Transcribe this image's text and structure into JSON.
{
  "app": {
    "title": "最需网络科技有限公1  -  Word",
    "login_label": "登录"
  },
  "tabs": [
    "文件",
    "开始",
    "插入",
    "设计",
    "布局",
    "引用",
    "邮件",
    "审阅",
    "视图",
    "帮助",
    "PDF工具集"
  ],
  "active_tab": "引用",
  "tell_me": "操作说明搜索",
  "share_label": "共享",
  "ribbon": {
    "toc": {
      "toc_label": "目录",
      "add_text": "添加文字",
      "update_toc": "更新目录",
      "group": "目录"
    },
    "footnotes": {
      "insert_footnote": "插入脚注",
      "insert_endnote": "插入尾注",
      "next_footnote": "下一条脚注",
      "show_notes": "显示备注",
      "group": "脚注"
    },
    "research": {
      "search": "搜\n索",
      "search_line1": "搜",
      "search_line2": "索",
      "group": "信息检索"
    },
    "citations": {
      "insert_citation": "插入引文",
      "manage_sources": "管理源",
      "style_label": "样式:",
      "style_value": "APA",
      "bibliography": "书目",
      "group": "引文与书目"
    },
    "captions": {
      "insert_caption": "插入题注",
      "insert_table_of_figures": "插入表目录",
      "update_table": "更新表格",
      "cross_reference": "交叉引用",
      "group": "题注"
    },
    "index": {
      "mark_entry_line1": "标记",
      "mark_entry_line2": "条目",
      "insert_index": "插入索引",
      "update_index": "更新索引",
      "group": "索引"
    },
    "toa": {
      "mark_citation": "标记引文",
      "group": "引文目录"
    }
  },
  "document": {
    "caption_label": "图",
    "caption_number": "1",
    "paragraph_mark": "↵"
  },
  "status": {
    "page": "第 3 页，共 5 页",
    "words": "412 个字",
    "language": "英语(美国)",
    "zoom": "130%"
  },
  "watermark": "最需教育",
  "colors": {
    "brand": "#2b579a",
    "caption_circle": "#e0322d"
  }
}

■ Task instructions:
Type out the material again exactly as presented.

■ Written response:
Transcribe this image's text and structure into JSON.
{
  "app": {
    "title": "最需网络科技有限公1  -  Word",
    "login_label": "登录"
  },
  "tabs": [
    "文件",
    "开始",
    "插入",
    "设计",
    "布局",
    "引用",
    "邮件",
    "审阅",
    "视图",
    "帮助",
    "PDF工具集"
  ],
  "active_tab": "引用",
  "tell_me": "操作说明搜索",
  "share_label": "共享",
  "ribbon": {
    "toc": {
      "toc_label": "目录",
      "add_text": "添加文字",
      "update_toc": "更新目录",
      "group": "目录"
    },
    "footnotes": {
      "insert_footnote": "插入脚注",
      "insert_endnote": "插入尾注",
      "next_footnote": "下一条脚注",
      "show_notes": "显示备注",
      "group": "脚注"
    },
    "research": {
      "search": "搜\n索",
      "search_line1": "搜",
      "search_line2": "索",
      "group": "信息检索"
    },
    "citations": {
      "insert_citation": "插入引文",
      "manage_sources": "管理源",
      "style_label": "样式:",
      "style_value": "APA",
      "bibliography": "书目",
      "group": "引文与书目"
    },
    "captions": {
      "insert_caption": "插入题注",
      "insert_table_of_figures": "插入表目录",
      "update_table": "更新表格",
      "cross_reference": "交叉引用",
      "group": "题注"
    },
    "index": {
      "mark_entry_line1": "标记",
      "mark_entry_line2": "条目",
      "insert_index": "插入索引",
      "update_index": "更新索引",
      "group": "索引"
    },
    "toa": {
      "mark_citation": "标记引文",
      "group": "引文目录"
    }
  },
  "document": {
    "caption_label": "图",
    "caption_number": "1",
    "paragraph_mark": "↵"
  },
  "status": {
    "page": "第 3 页，共 5 页",
    "words": "412 个字",
    "language": "英语(美国)",
    "zoom": "130%"
  },
  "watermark": "最需教育",
  "colors": {
    "brand": "#2b579a",
    "caption_circle": "#e0322d"
  }
}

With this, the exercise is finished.